## [EXERCISE DATA]
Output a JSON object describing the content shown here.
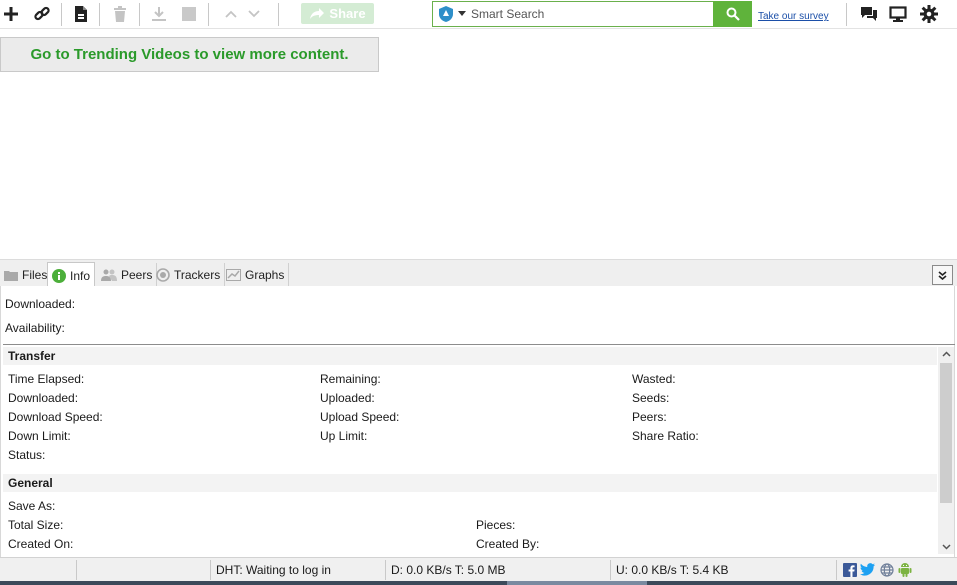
{
  "toolbar": {
    "share_label": "Share",
    "icons": [
      "add-torrent-icon",
      "add-url-icon",
      "create-torrent-icon",
      "delete-icon",
      "download-icon",
      "stop-icon",
      "move-up-icon",
      "move-down-icon",
      "chat-icon",
      "remote-icon",
      "settings-icon"
    ]
  },
  "search": {
    "placeholder": "Smart Search",
    "value": ""
  },
  "survey_link": "Take our survey",
  "banner": "Go to Trending Videos to view more content.",
  "tabs": [
    {
      "label": "Files",
      "icon": "folder-icon",
      "active": false
    },
    {
      "label": "Info",
      "icon": "info-icon",
      "active": true
    },
    {
      "label": "Peers",
      "icon": "peers-icon",
      "active": false
    },
    {
      "label": "Trackers",
      "icon": "trackers-icon",
      "active": false
    },
    {
      "label": "Graphs",
      "icon": "graph-icon",
      "active": false
    }
  ],
  "info": {
    "downloaded_label": "Downloaded:",
    "availability_label": "Availability:",
    "transfer": {
      "title": "Transfer",
      "col1": [
        "Time Elapsed:",
        "Downloaded:",
        "Download Speed:",
        "Down Limit:",
        "Status:"
      ],
      "col2": [
        "Remaining:",
        "Uploaded:",
        "Upload Speed:",
        "Up Limit:"
      ],
      "col3": [
        "Wasted:",
        "Seeds:",
        "Peers:",
        "Share Ratio:"
      ]
    },
    "general": {
      "title": "General",
      "col1": [
        "Save As:",
        "Total Size:",
        "Created On:"
      ],
      "col2": [
        "Pieces:",
        "Created By:"
      ]
    }
  },
  "status": {
    "dht": "DHT: Waiting to log in",
    "download": "D: 0.0 KB/s T: 5.0 MB",
    "upload": "U: 0.0 KB/s T: 5.4 KB"
  },
  "colors": {
    "accent_green": "#5fb33b",
    "banner_text": "#2a9a2a",
    "link_blue": "#1b4fa8"
  }
}
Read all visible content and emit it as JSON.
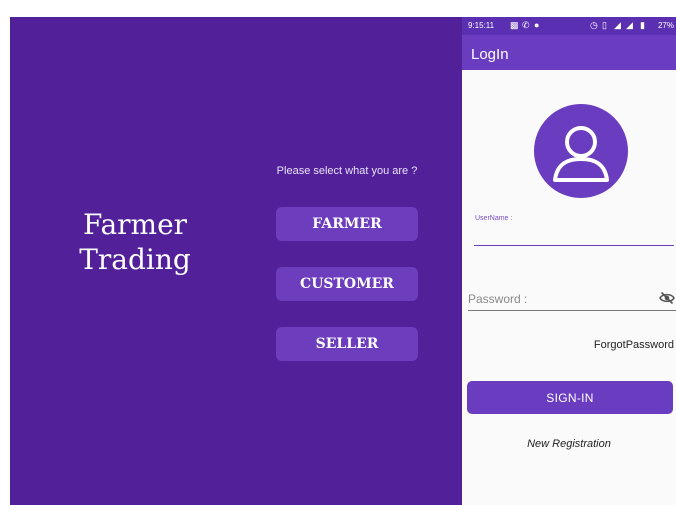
{
  "colors": {
    "left_background": "#52219A",
    "primary": "#6a3cbf",
    "status_bar": "#5b2fb2"
  },
  "welcome": {
    "app_name_line1": "Farmer",
    "app_name_line2": "Trading",
    "prompt": "Please select what you are ?",
    "roles": [
      "FARMER",
      "CUSTOMER",
      "SELLER"
    ]
  },
  "login": {
    "status_bar": {
      "time": "9:15:11",
      "battery": "27%"
    },
    "title": "LogIn",
    "avatar_icon": "person-icon",
    "username_label": "UserName :",
    "username_value": "",
    "password_placeholder": "Password :",
    "password_value": "",
    "password_toggle_icon": "eye-off-icon",
    "forgot_password": "ForgotPassword",
    "sign_in": "SIGN-IN",
    "new_registration": "New Registration"
  }
}
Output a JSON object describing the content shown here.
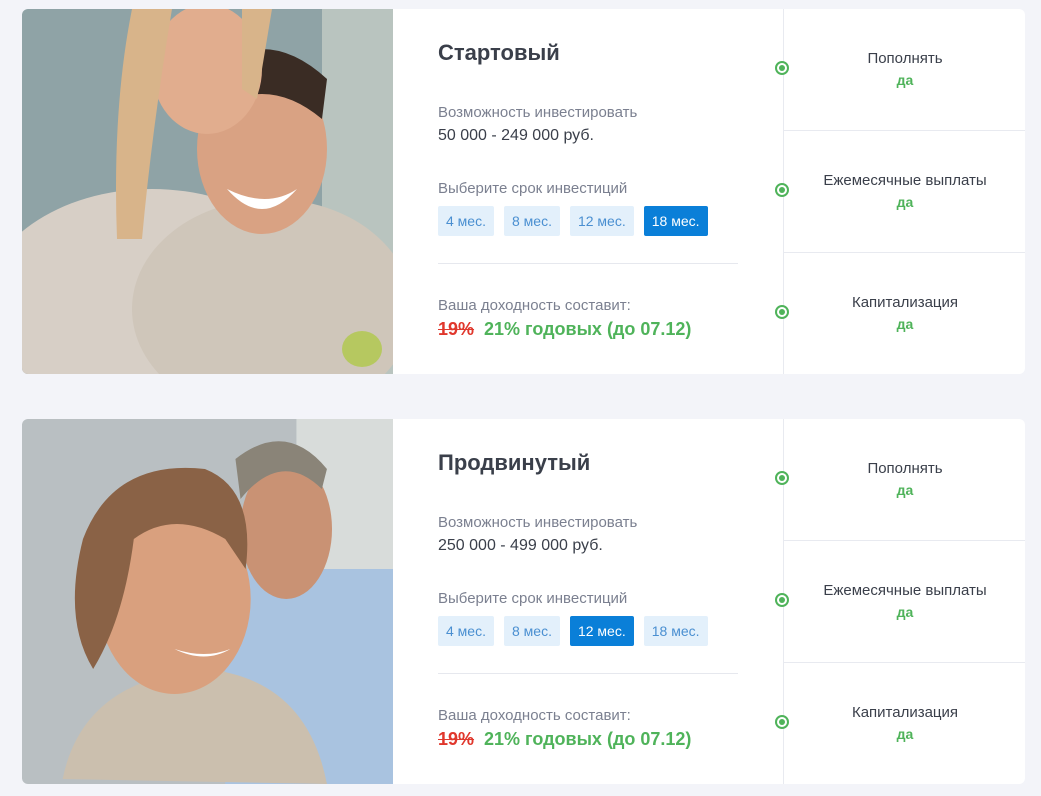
{
  "plans": [
    {
      "title": "Стартовый",
      "invest_label": "Возможность инвестировать",
      "invest_range": "50 000 - 249 000 руб.",
      "term_label": "Выберите срок инвестиций",
      "terms": [
        "4 мес.",
        "8 мес.",
        "12 мес.",
        "18 мес."
      ],
      "selected_term": "18 мес.",
      "yield_label": "Ваша доходность составит:",
      "old_rate": "19%",
      "new_rate": "21% годовых (до 07.12)",
      "photo": "smiling-couple-photo",
      "features": [
        {
          "name": "Пополнять",
          "value": "да"
        },
        {
          "name": "Ежемесячные выплаты",
          "value": "да"
        },
        {
          "name": "Капитализация",
          "value": "да"
        }
      ]
    },
    {
      "title": "Продвинутый",
      "invest_label": "Возможность инвестировать",
      "invest_range": "250 000 - 499 000 руб.",
      "term_label": "Выберите срок инвестиций",
      "terms": [
        "4 мес.",
        "8 мес.",
        "12 мес.",
        "18 мес."
      ],
      "selected_term": "12 мес.",
      "yield_label": "Ваша доходность составит:",
      "old_rate": "19%",
      "new_rate": "21% годовых (до 07.12)",
      "photo": "mature-couple-photo",
      "features": [
        {
          "name": "Пополнять",
          "value": "да"
        },
        {
          "name": "Ежемесячные выплаты",
          "value": "да"
        },
        {
          "name": "Капитализация",
          "value": "да"
        }
      ]
    }
  ],
  "colors": {
    "accent": "#0a7fd8",
    "term_bg": "#e3f0fb",
    "green": "#4fb35a",
    "red": "#e0372c"
  }
}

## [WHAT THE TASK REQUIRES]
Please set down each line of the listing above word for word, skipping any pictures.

## [EXPECTED ANSWER]
Output a JSON object describing the content shown here.
{
  "toolbar": {
    "share_label": "Share",
    "icons": [
      "add-torrent-icon",
      "add-url-icon",
      "create-torrent-icon",
      "delete-icon",
      "download-icon",
      "stop-icon",
      "move-up-icon",
      "move-down-icon",
      "chat-icon",
      "remote-icon",
      "settings-icon"
    ]
  },
  "search": {
    "placeholder": "Smart Search",
    "value": ""
  },
  "survey_link": "Take our survey",
  "banner": "Go to Trending Videos to view more content.",
  "tabs": [
    {
      "label": "Files",
      "icon": "folder-icon",
      "active": false
    },
    {
      "label": "Info",
      "icon": "info-icon",
      "active": true
    },
    {
      "label": "Peers",
      "icon": "peers-icon",
      "active": false
    },
    {
      "label": "Trackers",
      "icon": "trackers-icon",
      "active": false
    },
    {
      "label": "Graphs",
      "icon": "graph-icon",
      "active": false
    }
  ],
  "info": {
    "downloaded_label": "Downloaded:",
    "availability_label": "Availability:",
    "transfer": {
      "title": "Transfer",
      "col1": [
        "Time Elapsed:",
        "Downloaded:",
        "Download Speed:",
        "Down Limit:",
        "Status:"
      ],
      "col2": [
        "Remaining:",
        "Uploaded:",
        "Upload Speed:",
        "Up Limit:"
      ],
      "col3": [
        "Wasted:",
        "Seeds:",
        "Peers:",
        "Share Ratio:"
      ]
    },
    "general": {
      "title": "General",
      "col1": [
        "Save As:",
        "Total Size:",
        "Created On:"
      ],
      "col2": [
        "Pieces:",
        "Created By:"
      ]
    }
  },
  "status": {
    "dht": "DHT: Waiting to log in",
    "download": "D: 0.0 KB/s T: 5.0 MB",
    "upload": "U: 0.0 KB/s T: 5.4 KB"
  },
  "colors": {
    "accent_green": "#5fb33b",
    "banner_text": "#2a9a2a",
    "link_blue": "#1b4fa8"
  }
}
Read all visible content and emit it as JSON.
{
  "colors": {
    "left_background": "#52219A",
    "primary": "#6a3cbf",
    "status_bar": "#5b2fb2"
  },
  "welcome": {
    "app_name_line1": "Farmer",
    "app_name_line2": "Trading",
    "prompt": "Please select what you are ?",
    "roles": [
      "FARMER",
      "CUSTOMER",
      "SELLER"
    ]
  },
  "login": {
    "status_bar": {
      "time": "9:15:11",
      "battery": "27%"
    },
    "title": "LogIn",
    "avatar_icon": "person-icon",
    "username_label": "UserName :",
    "username_value": "",
    "password_placeholder": "Password :",
    "password_value": "",
    "password_toggle_icon": "eye-off-icon",
    "forgot_password": "ForgotPassword",
    "sign_in": "SIGN-IN",
    "new_registration": "New Registration"
  }
}
Output a JSON object describing the content shown here.
{
  "plans": [
    {
      "title": "Стартовый",
      "invest_label": "Возможность инвестировать",
      "invest_range": "50 000 - 249 000 руб.",
      "term_label": "Выберите срок инвестиций",
      "terms": [
        "4 мес.",
        "8 мес.",
        "12 мес.",
        "18 мес."
      ],
      "selected_term": "18 мес.",
      "yield_label": "Ваша доходность составит:",
      "old_rate": "19%",
      "new_rate": "21% годовых (до 07.12)",
      "photo": "smiling-couple-photo",
      "features": [
        {
          "name": "Пополнять",
          "value": "да"
        },
        {
          "name": "Ежемесячные выплаты",
          "value": "да"
        },
        {
          "name": "Капитализация",
          "value": "да"
        }
      ]
    },
    {
      "title": "Продвинутый",
      "invest_label": "Возможность инвестировать",
      "invest_range": "250 000 - 499 000 руб.",
      "term_label": "Выберите срок инвестиций",
      "terms": [
        "4 мес.",
        "8 мес.",
        "12 мес.",
        "18 мес."
      ],
      "selected_term": "12 мес.",
      "yield_label": "Ваша доходность составит:",
      "old_rate": "19%",
      "new_rate": "21% годовых (до 07.12)",
      "photo": "mature-couple-photo",
      "features": [
        {
          "name": "Пополнять",
          "value": "да"
        },
        {
          "name": "Ежемесячные выплаты",
          "value": "да"
        },
        {
          "name": "Капитализация",
          "value": "да"
        }
      ]
    }
  ],
  "colors": {
    "accent": "#0a7fd8",
    "term_bg": "#e3f0fb",
    "green": "#4fb35a",
    "red": "#e0372c"
  }
}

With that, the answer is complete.